“Get Into It” and “Party Ya Ass Off” would play out perfectly on Likwidation, with their use of dirty, bass-driven samples. The Danger Mouse-produced “Chaos” would be right at home on 21 and Over, with its heavy drums, crashing cymbals and Tash’s classic lyrical dexterity. “The Flute Song (La La La)” and “Do It” pay homage to Coast II Coast with the use of jazzy, soulful samples and boom-bap drum tracks. X.O. Experience is not forgotten either: “Popular Demand” and “On the Floor” characterize Tha Alkaholiks’ move into the “digital instead of dusty” sound that marked an evolution for the group. Tha Alkaholiks still make better skits than most, and “Faded” is an entertaining one-minute interlude. But the fact of the matter remains: As solid as it is, we’ve heard it all before.
Perhaps in an ironic twist, it is the members’ attempt to change-up their sound that creates mixed results. “Poverty’s Paradise” is a definite winner; E-Swift incorporates R&B crooner Pooh into more than just the hook of the song. But while it’s one of the album’s best, its sound and subject matter are atypical for Tha ‘Liks, who once again are trapped by the persona they have created. “The Get Down” and “Over Here” are an attempt at the minimalist synthed-out production that has been controlling the airwaves lately, but these beats don’t match the ‘ Liks flow or style at all. They come off as unspectacular songs that would encourage no listener to continue drinking.
After thirteen years of wandering somewhere in between obscurity and the national spotlight, it seems Tha Alkaholiks might be a bit weary and jaded by the label politics and the industry’s bottom-dollar mentality.

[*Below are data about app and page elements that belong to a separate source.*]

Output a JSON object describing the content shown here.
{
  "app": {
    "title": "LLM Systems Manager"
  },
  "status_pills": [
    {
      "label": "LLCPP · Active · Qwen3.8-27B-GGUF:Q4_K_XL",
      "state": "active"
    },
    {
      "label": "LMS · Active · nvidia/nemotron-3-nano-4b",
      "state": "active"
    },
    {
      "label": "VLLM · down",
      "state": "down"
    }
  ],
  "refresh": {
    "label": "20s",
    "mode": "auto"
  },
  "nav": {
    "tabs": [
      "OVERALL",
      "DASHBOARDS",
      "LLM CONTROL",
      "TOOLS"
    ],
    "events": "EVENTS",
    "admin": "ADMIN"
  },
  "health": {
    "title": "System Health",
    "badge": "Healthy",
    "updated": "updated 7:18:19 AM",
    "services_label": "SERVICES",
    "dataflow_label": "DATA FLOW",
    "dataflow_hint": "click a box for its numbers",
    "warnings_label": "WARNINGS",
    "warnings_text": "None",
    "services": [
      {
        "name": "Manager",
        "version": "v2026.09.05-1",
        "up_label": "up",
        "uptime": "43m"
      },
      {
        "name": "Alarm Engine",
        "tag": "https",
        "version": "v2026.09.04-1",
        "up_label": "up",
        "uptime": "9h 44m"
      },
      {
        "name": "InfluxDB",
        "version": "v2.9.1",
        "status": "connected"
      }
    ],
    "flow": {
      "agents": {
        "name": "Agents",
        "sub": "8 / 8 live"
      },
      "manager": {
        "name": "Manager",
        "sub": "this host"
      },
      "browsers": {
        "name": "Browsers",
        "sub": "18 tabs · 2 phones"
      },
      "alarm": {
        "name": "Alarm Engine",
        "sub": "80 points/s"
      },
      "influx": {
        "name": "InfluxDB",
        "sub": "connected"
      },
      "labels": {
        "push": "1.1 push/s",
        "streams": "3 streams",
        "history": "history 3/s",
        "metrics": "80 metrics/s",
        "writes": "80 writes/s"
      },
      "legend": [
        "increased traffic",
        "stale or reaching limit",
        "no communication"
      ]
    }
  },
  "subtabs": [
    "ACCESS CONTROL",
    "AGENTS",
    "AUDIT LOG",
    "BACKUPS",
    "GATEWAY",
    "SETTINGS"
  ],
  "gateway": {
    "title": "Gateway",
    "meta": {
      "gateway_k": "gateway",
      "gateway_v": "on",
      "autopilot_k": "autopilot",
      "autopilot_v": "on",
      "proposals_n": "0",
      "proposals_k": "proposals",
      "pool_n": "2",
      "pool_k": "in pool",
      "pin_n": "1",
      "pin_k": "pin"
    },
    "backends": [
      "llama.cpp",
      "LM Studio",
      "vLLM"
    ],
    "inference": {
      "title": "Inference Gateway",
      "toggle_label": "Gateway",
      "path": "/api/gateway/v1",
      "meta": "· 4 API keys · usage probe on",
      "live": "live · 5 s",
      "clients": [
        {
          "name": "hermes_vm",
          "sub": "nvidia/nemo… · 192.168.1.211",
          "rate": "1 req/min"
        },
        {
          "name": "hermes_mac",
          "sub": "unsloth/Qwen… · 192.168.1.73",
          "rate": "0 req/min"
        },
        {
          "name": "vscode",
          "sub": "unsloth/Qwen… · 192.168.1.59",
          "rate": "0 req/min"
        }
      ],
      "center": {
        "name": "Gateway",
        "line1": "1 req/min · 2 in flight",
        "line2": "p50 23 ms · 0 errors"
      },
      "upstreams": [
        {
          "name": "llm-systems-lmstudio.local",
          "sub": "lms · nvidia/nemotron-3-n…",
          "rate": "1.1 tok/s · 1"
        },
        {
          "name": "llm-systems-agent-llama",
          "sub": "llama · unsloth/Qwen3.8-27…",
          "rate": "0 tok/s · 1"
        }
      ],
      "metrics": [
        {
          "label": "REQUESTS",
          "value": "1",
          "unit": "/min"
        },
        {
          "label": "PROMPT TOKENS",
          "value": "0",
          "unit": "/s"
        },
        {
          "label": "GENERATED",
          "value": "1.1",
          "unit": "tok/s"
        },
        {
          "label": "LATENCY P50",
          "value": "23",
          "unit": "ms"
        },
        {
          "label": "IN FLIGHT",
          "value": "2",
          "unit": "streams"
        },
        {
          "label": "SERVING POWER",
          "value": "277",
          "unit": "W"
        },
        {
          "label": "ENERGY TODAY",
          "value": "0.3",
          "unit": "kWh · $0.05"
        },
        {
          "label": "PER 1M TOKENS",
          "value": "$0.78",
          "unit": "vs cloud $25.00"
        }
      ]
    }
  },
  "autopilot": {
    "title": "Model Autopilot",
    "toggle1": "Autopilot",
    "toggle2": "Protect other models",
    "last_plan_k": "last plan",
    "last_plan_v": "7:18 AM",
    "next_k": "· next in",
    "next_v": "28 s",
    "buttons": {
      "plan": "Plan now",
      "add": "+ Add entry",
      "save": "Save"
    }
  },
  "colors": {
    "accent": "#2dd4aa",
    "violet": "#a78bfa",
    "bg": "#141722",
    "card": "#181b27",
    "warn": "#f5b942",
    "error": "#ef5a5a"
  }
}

J-Ro’s line in “Do It” sums it up best: “Major labels are greasy like Kentucky Fried Chicken/ Give me one rap career hold the ass-lickin’/ I’m sick of the bitchin’.” The members of Tha Alkaholiks may not have wrapped up their stellar career with the bang many had hoped for, but I’ll still drink to this.
Likwit Crew Web site